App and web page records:
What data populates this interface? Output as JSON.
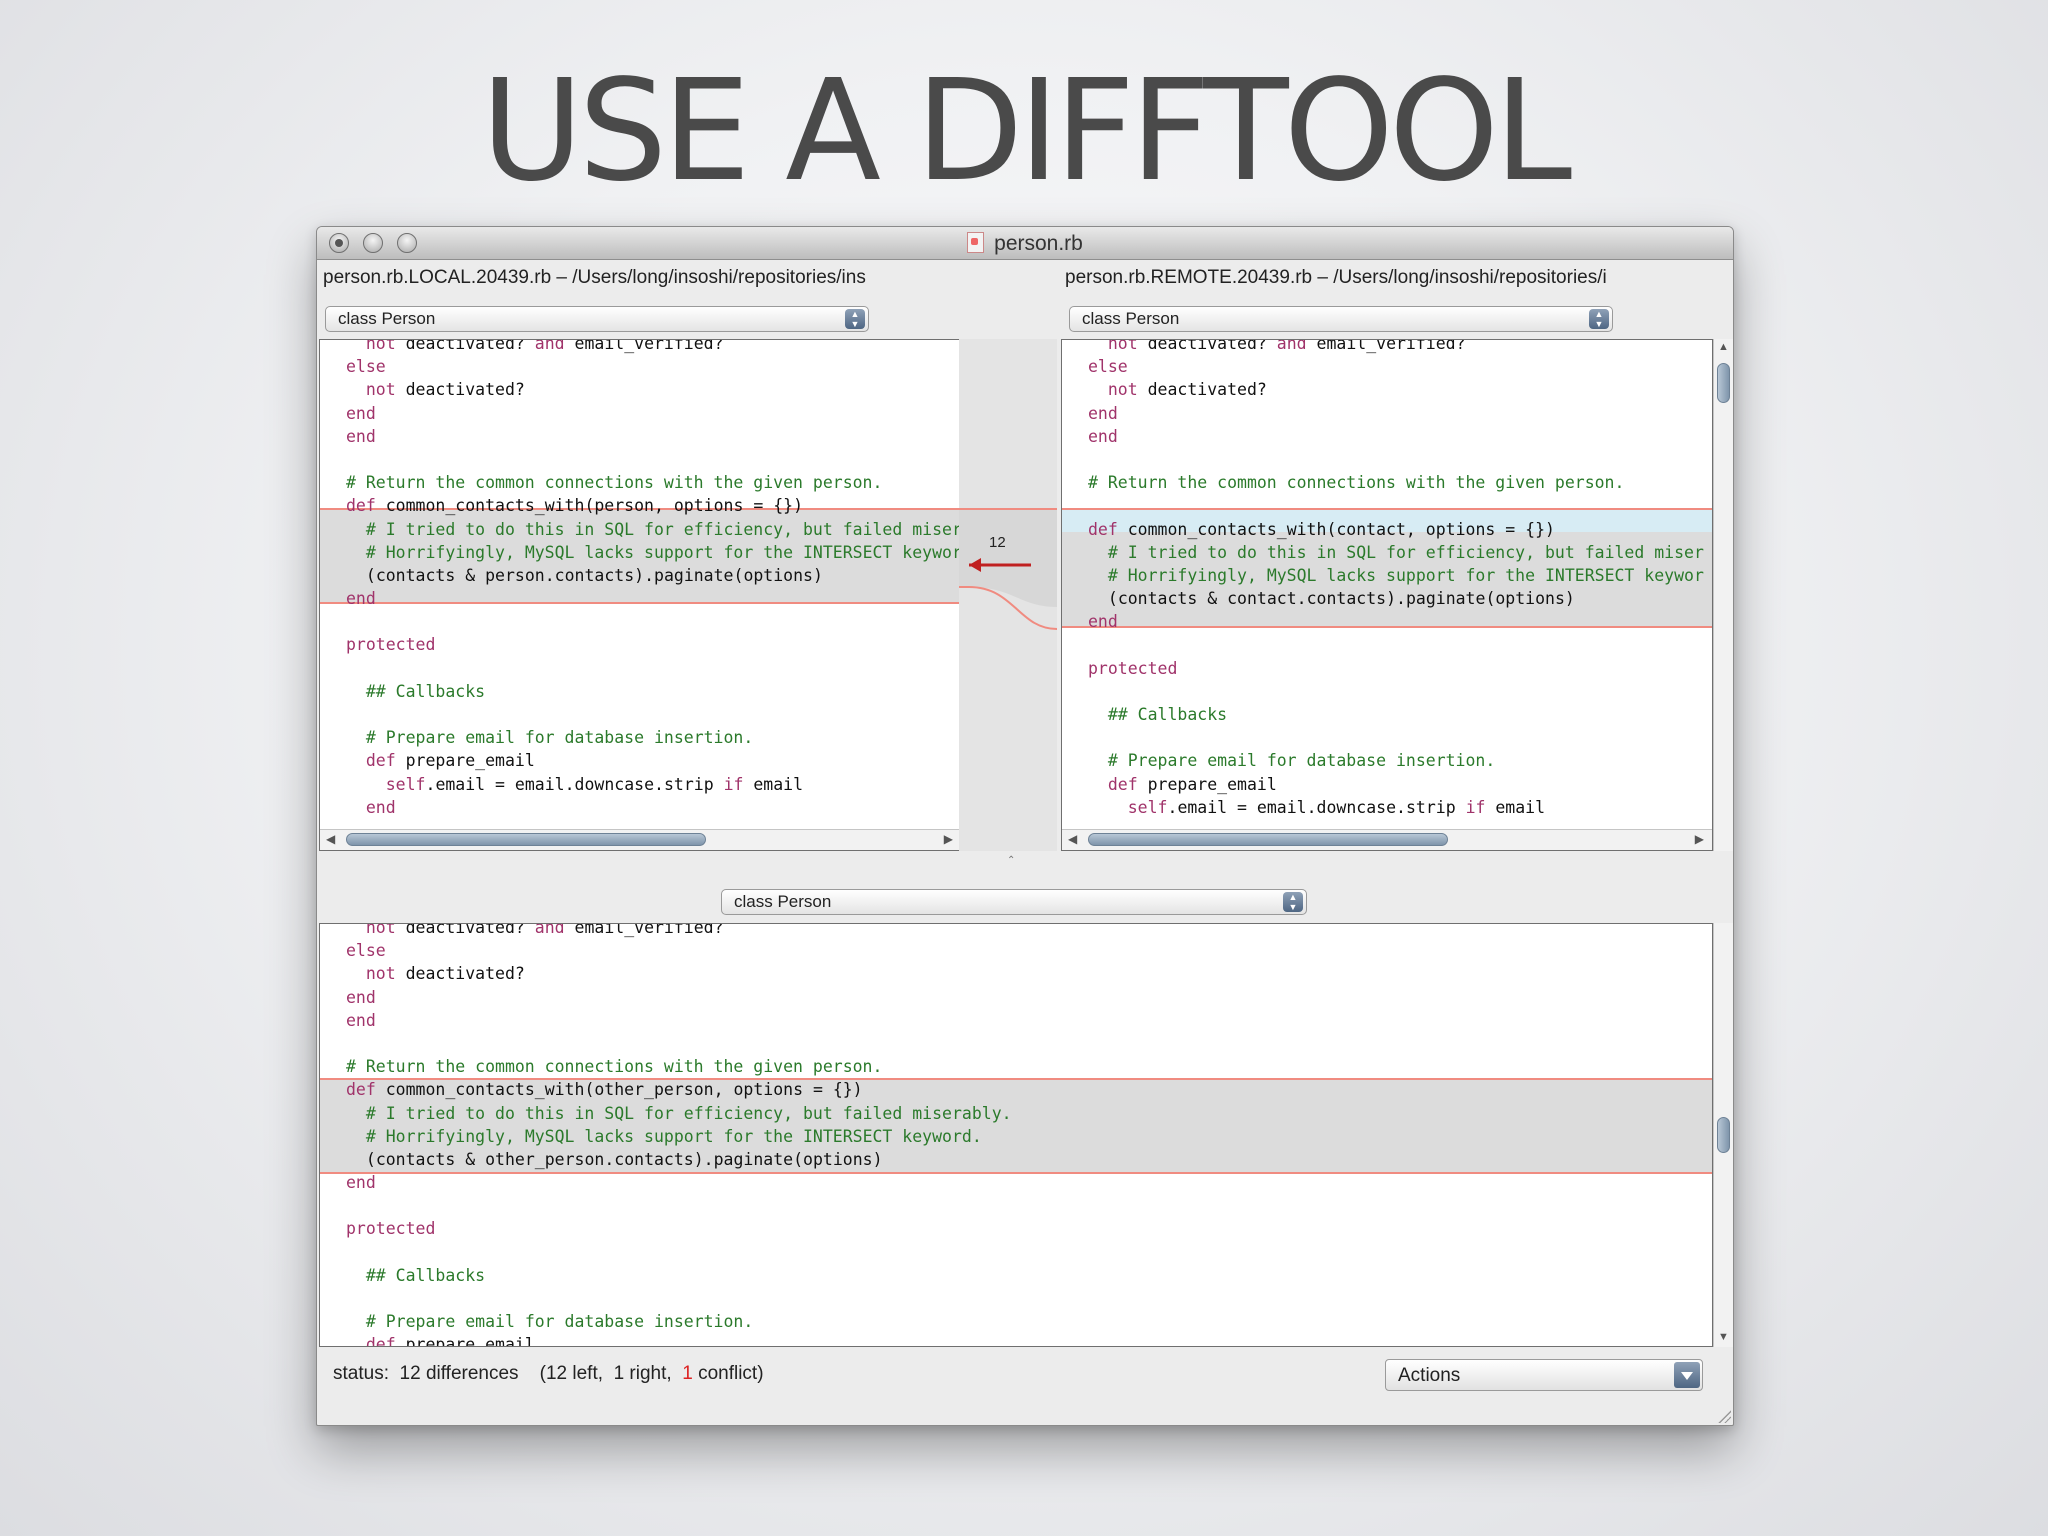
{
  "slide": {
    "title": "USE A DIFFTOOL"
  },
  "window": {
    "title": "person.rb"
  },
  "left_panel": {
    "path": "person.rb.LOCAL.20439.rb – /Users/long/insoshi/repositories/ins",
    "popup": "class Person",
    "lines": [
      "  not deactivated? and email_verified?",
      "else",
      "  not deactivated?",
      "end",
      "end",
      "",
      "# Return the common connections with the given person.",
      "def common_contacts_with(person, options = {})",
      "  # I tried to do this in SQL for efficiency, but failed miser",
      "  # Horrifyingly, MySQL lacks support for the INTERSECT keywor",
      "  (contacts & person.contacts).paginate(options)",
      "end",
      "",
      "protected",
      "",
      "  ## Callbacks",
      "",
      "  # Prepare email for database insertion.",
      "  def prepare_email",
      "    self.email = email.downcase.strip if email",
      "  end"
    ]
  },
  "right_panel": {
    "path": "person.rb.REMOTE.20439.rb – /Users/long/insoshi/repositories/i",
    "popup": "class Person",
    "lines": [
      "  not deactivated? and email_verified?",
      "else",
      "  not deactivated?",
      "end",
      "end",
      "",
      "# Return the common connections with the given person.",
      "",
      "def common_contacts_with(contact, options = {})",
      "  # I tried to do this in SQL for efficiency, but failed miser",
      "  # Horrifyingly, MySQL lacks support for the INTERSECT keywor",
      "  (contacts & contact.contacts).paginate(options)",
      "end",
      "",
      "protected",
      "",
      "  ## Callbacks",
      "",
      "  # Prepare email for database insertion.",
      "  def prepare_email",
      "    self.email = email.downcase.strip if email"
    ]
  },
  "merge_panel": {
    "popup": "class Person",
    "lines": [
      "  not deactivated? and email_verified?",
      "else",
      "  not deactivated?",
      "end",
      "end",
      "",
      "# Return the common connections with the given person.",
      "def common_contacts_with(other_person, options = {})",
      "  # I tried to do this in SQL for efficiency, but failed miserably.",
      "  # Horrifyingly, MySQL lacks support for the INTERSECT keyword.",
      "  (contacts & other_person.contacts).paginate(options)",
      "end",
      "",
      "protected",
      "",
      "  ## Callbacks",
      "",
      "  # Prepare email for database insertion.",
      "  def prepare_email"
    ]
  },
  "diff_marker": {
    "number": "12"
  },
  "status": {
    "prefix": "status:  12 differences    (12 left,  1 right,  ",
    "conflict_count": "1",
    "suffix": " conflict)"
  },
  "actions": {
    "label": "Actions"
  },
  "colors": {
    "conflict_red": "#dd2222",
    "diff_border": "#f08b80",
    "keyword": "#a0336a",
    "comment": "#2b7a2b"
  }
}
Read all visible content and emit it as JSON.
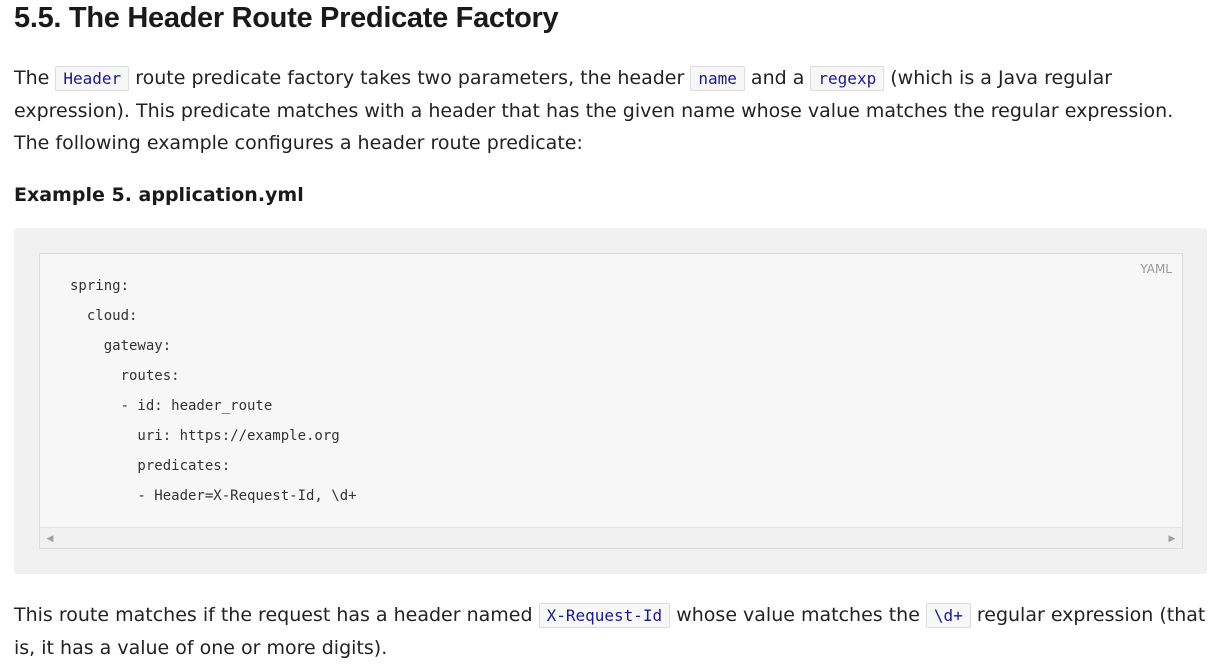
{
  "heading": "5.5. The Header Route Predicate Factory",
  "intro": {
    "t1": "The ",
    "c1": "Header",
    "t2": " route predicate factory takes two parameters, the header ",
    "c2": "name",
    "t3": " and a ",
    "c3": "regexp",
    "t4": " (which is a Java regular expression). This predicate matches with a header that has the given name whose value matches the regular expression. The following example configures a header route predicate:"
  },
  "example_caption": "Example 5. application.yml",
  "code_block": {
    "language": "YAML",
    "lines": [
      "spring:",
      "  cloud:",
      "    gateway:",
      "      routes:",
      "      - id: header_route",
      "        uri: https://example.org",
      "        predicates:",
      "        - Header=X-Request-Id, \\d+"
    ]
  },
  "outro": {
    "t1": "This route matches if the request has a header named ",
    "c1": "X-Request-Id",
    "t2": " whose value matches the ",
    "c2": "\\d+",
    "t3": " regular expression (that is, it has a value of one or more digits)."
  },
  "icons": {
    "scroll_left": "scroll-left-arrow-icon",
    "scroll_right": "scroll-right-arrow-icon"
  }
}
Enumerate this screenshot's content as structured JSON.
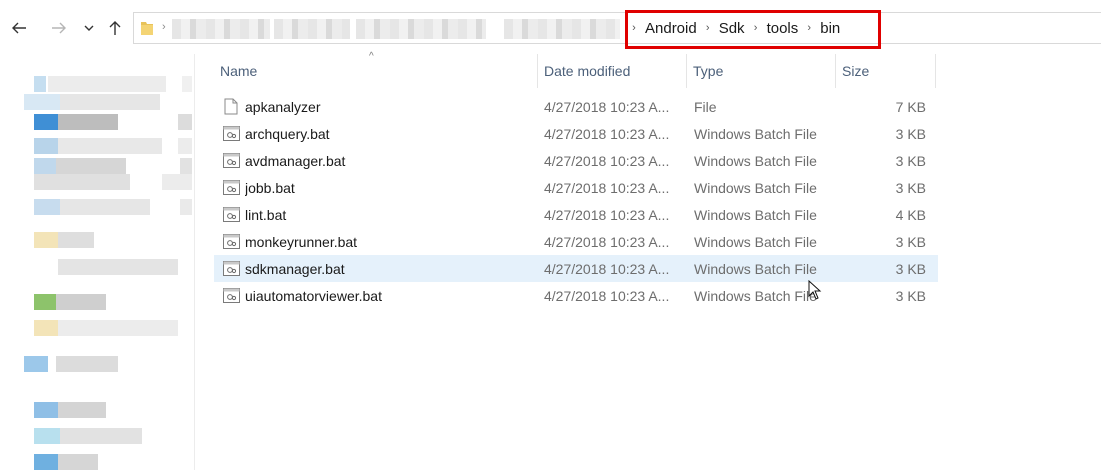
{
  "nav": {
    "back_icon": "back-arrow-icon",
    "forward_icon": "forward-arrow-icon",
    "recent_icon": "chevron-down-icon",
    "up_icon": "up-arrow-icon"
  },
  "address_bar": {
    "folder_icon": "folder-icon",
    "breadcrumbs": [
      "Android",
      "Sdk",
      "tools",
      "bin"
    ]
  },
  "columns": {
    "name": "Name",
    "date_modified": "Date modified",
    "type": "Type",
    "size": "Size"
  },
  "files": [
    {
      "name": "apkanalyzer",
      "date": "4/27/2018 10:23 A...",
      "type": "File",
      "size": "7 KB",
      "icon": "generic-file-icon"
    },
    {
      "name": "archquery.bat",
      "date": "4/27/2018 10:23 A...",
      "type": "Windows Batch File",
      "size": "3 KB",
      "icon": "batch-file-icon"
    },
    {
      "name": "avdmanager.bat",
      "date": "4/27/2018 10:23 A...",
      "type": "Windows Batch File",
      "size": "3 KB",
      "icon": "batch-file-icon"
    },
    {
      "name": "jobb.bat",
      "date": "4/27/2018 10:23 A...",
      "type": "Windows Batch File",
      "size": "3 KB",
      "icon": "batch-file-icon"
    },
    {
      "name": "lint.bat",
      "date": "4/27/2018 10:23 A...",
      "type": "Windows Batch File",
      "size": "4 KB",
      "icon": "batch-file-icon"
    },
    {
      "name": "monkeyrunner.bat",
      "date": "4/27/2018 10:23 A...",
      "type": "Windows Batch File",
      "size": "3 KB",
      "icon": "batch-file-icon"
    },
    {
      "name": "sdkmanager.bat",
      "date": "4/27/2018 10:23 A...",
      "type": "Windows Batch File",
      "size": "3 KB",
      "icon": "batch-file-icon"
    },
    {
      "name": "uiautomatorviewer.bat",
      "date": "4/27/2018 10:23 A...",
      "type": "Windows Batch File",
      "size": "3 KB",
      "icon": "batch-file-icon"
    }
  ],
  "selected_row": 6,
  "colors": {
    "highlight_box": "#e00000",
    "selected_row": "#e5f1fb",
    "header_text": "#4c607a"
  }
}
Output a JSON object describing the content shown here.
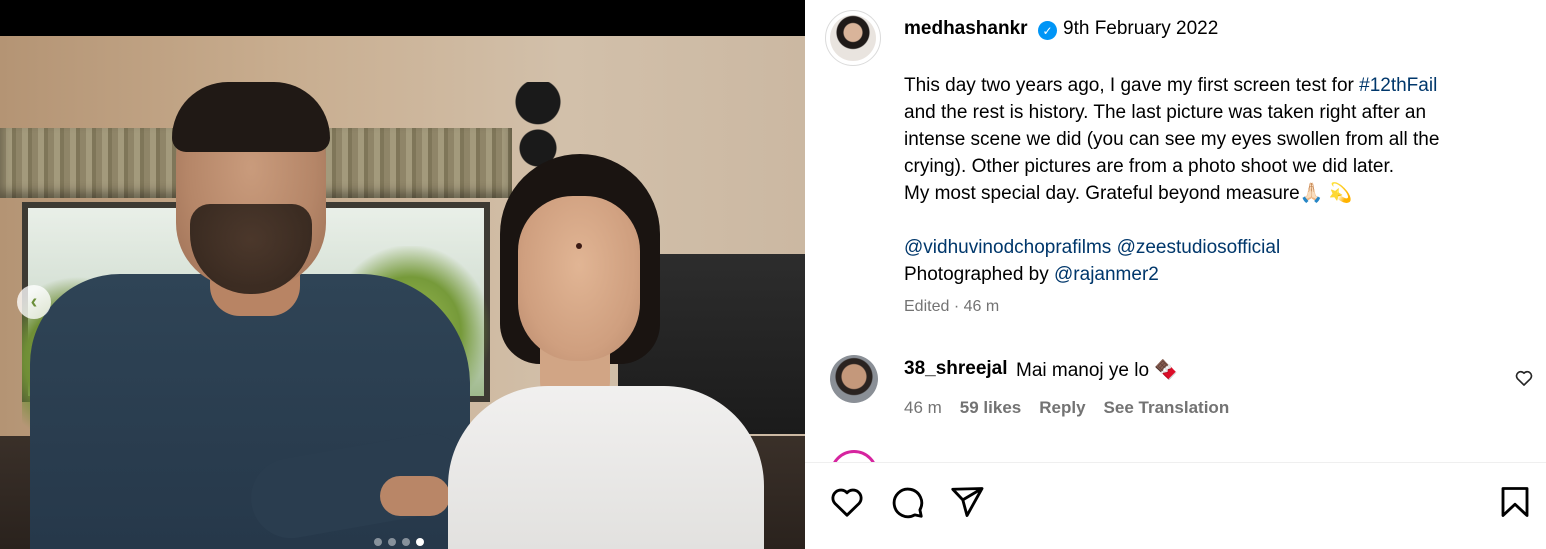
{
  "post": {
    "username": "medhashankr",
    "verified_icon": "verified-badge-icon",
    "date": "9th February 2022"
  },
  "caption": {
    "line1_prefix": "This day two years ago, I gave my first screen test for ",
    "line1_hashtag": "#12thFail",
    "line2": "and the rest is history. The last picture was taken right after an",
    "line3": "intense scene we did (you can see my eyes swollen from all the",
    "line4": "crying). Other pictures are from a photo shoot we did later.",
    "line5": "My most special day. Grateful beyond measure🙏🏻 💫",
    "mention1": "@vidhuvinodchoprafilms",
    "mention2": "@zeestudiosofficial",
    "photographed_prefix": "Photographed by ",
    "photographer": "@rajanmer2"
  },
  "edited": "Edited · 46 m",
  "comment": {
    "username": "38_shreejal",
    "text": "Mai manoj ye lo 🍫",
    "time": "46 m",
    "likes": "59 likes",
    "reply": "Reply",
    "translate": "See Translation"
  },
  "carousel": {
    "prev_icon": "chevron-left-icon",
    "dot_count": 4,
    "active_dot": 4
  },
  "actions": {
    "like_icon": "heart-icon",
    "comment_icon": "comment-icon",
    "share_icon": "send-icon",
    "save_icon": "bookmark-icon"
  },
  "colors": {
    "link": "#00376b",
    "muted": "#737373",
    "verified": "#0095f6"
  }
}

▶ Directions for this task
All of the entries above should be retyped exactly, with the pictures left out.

▶ Result
What data populates this interface? Output as JSON.
{
  "slide": {
    "title": "USE A DIFFTOOL"
  },
  "window": {
    "title": "person.rb"
  },
  "left_panel": {
    "path": "person.rb.LOCAL.20439.rb – /Users/long/insoshi/repositories/ins",
    "popup": "class Person",
    "lines": [
      "  not deactivated? and email_verified?",
      "else",
      "  not deactivated?",
      "end",
      "end",
      "",
      "# Return the common connections with the given person.",
      "def common_contacts_with(person, options = {})",
      "  # I tried to do this in SQL for efficiency, but failed miser",
      "  # Horrifyingly, MySQL lacks support for the INTERSECT keywor",
      "  (contacts & person.contacts).paginate(options)",
      "end",
      "",
      "protected",
      "",
      "  ## Callbacks",
      "",
      "  # Prepare email for database insertion.",
      "  def prepare_email",
      "    self.email = email.downcase.strip if email",
      "  end"
    ]
  },
  "right_panel": {
    "path": "person.rb.REMOTE.20439.rb – /Users/long/insoshi/repositories/i",
    "popup": "class Person",
    "lines": [
      "  not deactivated? and email_verified?",
      "else",
      "  not deactivated?",
      "end",
      "end",
      "",
      "# Return the common connections with the given person.",
      "",
      "def common_contacts_with(contact, options = {})",
      "  # I tried to do this in SQL for efficiency, but failed miser",
      "  # Horrifyingly, MySQL lacks support for the INTERSECT keywor",
      "  (contacts & contact.contacts).paginate(options)",
      "end",
      "",
      "protected",
      "",
      "  ## Callbacks",
      "",
      "  # Prepare email for database insertion.",
      "  def prepare_email",
      "    self.email = email.downcase.strip if email"
    ]
  },
  "merge_panel": {
    "popup": "class Person",
    "lines": [
      "  not deactivated? and email_verified?",
      "else",
      "  not deactivated?",
      "end",
      "end",
      "",
      "# Return the common connections with the given person.",
      "def common_contacts_with(other_person, options = {})",
      "  # I tried to do this in SQL for efficiency, but failed miserably.",
      "  # Horrifyingly, MySQL lacks support for the INTERSECT keyword.",
      "  (contacts & other_person.contacts).paginate(options)",
      "end",
      "",
      "protected",
      "",
      "  ## Callbacks",
      "",
      "  # Prepare email for database insertion.",
      "  def prepare_email"
    ]
  },
  "diff_marker": {
    "number": "12"
  },
  "status": {
    "prefix": "status:  12 differences    (12 left,  1 right,  ",
    "conflict_count": "1",
    "suffix": " conflict)"
  },
  "actions": {
    "label": "Actions"
  },
  "colors": {
    "conflict_red": "#dd2222",
    "diff_border": "#f08b80",
    "keyword": "#a0336a",
    "comment": "#2b7a2b"
  }
}
Read all visible content and emit it as JSON.
{
  "heading": "5.5. The Header Route Predicate Factory",
  "intro": {
    "t1": "The ",
    "c1": "Header",
    "t2": " route predicate factory takes two parameters, the header ",
    "c2": "name",
    "t3": " and a ",
    "c3": "regexp",
    "t4": " (which is a Java regular expression). This predicate matches with a header that has the given name whose value matches the regular expression. The following example configures a header route predicate:"
  },
  "example_caption": "Example 5. application.yml",
  "code_block": {
    "language": "YAML",
    "lines": [
      "spring:",
      "  cloud:",
      "    gateway:",
      "      routes:",
      "      - id: header_route",
      "        uri: https://example.org",
      "        predicates:",
      "        - Header=X-Request-Id, \\d+"
    ]
  },
  "outro": {
    "t1": "This route matches if the request has a header named ",
    "c1": "X-Request-Id",
    "t2": " whose value matches the ",
    "c2": "\\d+",
    "t3": " regular expression (that is, it has a value of one or more digits)."
  },
  "icons": {
    "scroll_left": "scroll-left-arrow-icon",
    "scroll_right": "scroll-right-arrow-icon"
  }
}
Enumerate this screenshot's content as structured JSON.
{
  "nav": {
    "back_icon": "back-arrow-icon",
    "forward_icon": "forward-arrow-icon",
    "recent_icon": "chevron-down-icon",
    "up_icon": "up-arrow-icon"
  },
  "address_bar": {
    "folder_icon": "folder-icon",
    "breadcrumbs": [
      "Android",
      "Sdk",
      "tools",
      "bin"
    ]
  },
  "columns": {
    "name": "Name",
    "date_modified": "Date modified",
    "type": "Type",
    "size": "Size"
  },
  "files": [
    {
      "name": "apkanalyzer",
      "date": "4/27/2018 10:23 A...",
      "type": "File",
      "size": "7 KB",
      "icon": "generic-file-icon"
    },
    {
      "name": "archquery.bat",
      "date": "4/27/2018 10:23 A...",
      "type": "Windows Batch File",
      "size": "3 KB",
      "icon": "batch-file-icon"
    },
    {
      "name": "avdmanager.bat",
      "date": "4/27/2018 10:23 A...",
      "type": "Windows Batch File",
      "size": "3 KB",
      "icon": "batch-file-icon"
    },
    {
      "name": "jobb.bat",
      "date": "4/27/2018 10:23 A...",
      "type": "Windows Batch File",
      "size": "3 KB",
      "icon": "batch-file-icon"
    },
    {
      "name": "lint.bat",
      "date": "4/27/2018 10:23 A...",
      "type": "Windows Batch File",
      "size": "4 KB",
      "icon": "batch-file-icon"
    },
    {
      "name": "monkeyrunner.bat",
      "date": "4/27/2018 10:23 A...",
      "type": "Windows Batch File",
      "size": "3 KB",
      "icon": "batch-file-icon"
    },
    {
      "name": "sdkmanager.bat",
      "date": "4/27/2018 10:23 A...",
      "type": "Windows Batch File",
      "size": "3 KB",
      "icon": "batch-file-icon"
    },
    {
      "name": "uiautomatorviewer.bat",
      "date": "4/27/2018 10:23 A...",
      "type": "Windows Batch File",
      "size": "3 KB",
      "icon": "batch-file-icon"
    }
  ],
  "selected_row": 6,
  "colors": {
    "highlight_box": "#e00000",
    "selected_row": "#e5f1fb",
    "header_text": "#4c607a"
  }
}
Output a JSON object describing the content shown here.
{
  "post": {
    "username": "medhashankr",
    "verified_icon": "verified-badge-icon",
    "date": "9th February 2022"
  },
  "caption": {
    "line1_prefix": "This day two years ago, I gave my first screen test for ",
    "line1_hashtag": "#12thFail",
    "line2": "and the rest is history. The last picture was taken right after an",
    "line3": "intense scene we did (you can see my eyes swollen from all the",
    "line4": "crying). Other pictures are from a photo shoot we did later.",
    "line5": "My most special day. Grateful beyond measure🙏🏻 💫",
    "mention1": "@vidhuvinodchoprafilms",
    "mention2": "@zeestudiosofficial",
    "photographed_prefix": "Photographed by ",
    "photographer": "@rajanmer2"
  },
  "edited": "Edited · 46 m",
  "comment": {
    "username": "38_shreejal",
    "text": "Mai manoj ye lo 🍫",
    "time": "46 m",
    "likes": "59 likes",
    "reply": "Reply",
    "translate": "See Translation"
  },
  "carousel": {
    "prev_icon": "chevron-left-icon",
    "dot_count": 4,
    "active_dot": 4
  },
  "actions": {
    "like_icon": "heart-icon",
    "comment_icon": "comment-icon",
    "share_icon": "send-icon",
    "save_icon": "bookmark-icon"
  },
  "colors": {
    "link": "#00376b",
    "muted": "#737373",
    "verified": "#0095f6"
  }
}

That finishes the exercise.